Data extracts.
....................

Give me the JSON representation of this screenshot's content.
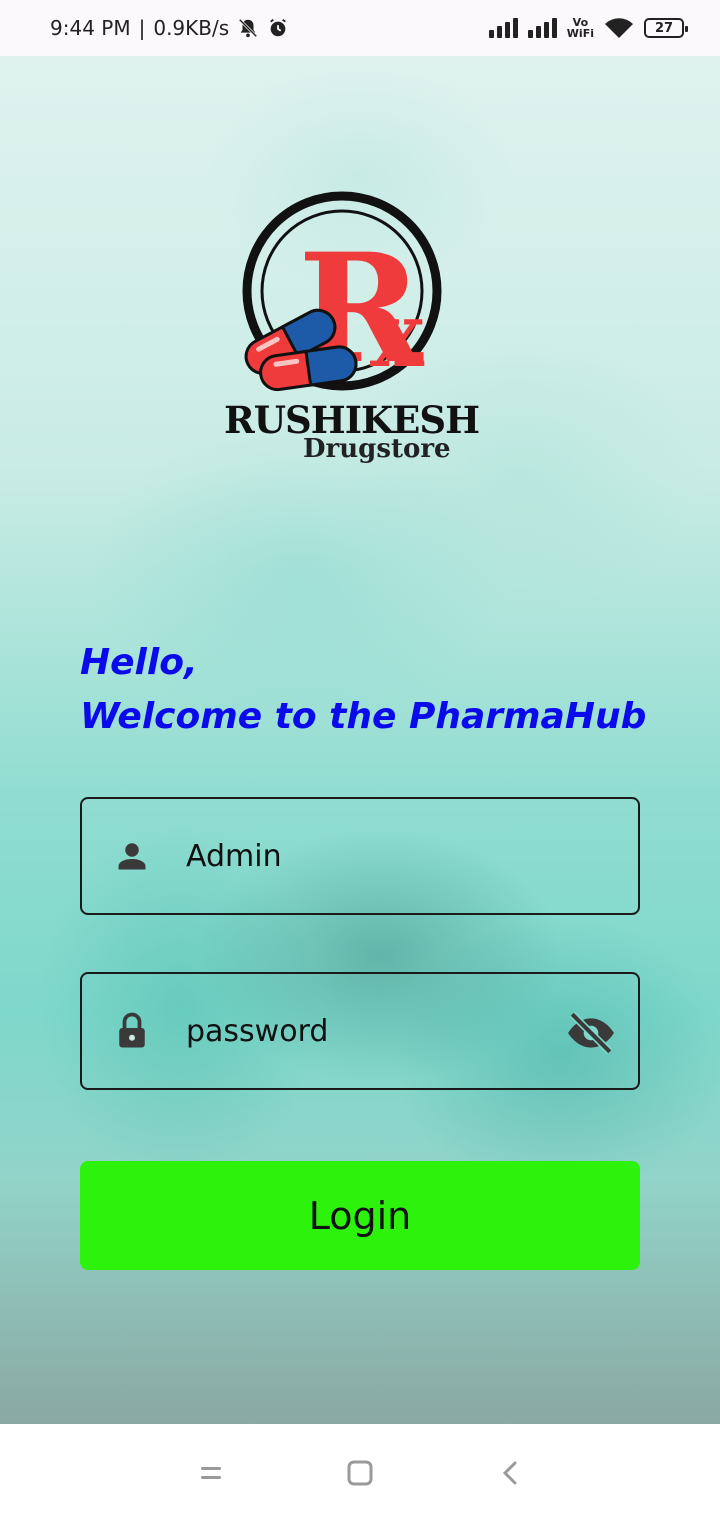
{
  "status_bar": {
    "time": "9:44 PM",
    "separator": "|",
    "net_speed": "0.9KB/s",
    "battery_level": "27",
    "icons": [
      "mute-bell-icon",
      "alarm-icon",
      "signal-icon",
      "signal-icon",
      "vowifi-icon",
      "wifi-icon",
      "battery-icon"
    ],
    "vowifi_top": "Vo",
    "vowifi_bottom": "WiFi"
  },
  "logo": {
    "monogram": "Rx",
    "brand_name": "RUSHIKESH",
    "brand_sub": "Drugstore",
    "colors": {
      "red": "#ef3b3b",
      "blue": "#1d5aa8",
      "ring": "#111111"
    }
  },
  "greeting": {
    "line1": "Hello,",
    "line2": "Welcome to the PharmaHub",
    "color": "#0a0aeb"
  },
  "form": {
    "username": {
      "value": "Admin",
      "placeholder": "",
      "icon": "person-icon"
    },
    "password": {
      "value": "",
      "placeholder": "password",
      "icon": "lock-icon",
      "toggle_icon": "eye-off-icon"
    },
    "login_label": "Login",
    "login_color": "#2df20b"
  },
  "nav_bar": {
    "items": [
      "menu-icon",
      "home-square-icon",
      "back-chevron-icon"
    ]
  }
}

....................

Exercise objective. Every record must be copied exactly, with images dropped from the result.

Written response.
Give me the JSON representation of this screenshot's content.
{
  "status_bar": {
    "time": "9:44 PM",
    "separator": "|",
    "net_speed": "0.9KB/s",
    "battery_level": "27",
    "icons": [
      "mute-bell-icon",
      "alarm-icon",
      "signal-icon",
      "signal-icon",
      "vowifi-icon",
      "wifi-icon",
      "battery-icon"
    ],
    "vowifi_top": "Vo",
    "vowifi_bottom": "WiFi"
  },
  "logo": {
    "monogram": "Rx",
    "brand_name": "RUSHIKESH",
    "brand_sub": "Drugstore",
    "colors": {
      "red": "#ef3b3b",
      "blue": "#1d5aa8",
      "ring": "#111111"
    }
  },
  "greeting": {
    "line1": "Hello,",
    "line2": "Welcome to the PharmaHub",
    "color": "#0a0aeb"
  },
  "form": {
    "username": {
      "value": "Admin",
      "placeholder": "",
      "icon": "person-icon"
    },
    "password": {
      "value": "",
      "placeholder": "password",
      "icon": "lock-icon",
      "toggle_icon": "eye-off-icon"
    },
    "login_label": "Login",
    "login_color": "#2df20b"
  },
  "nav_bar": {
    "items": [
      "menu-icon",
      "home-square-icon",
      "back-chevron-icon"
    ]
  }
}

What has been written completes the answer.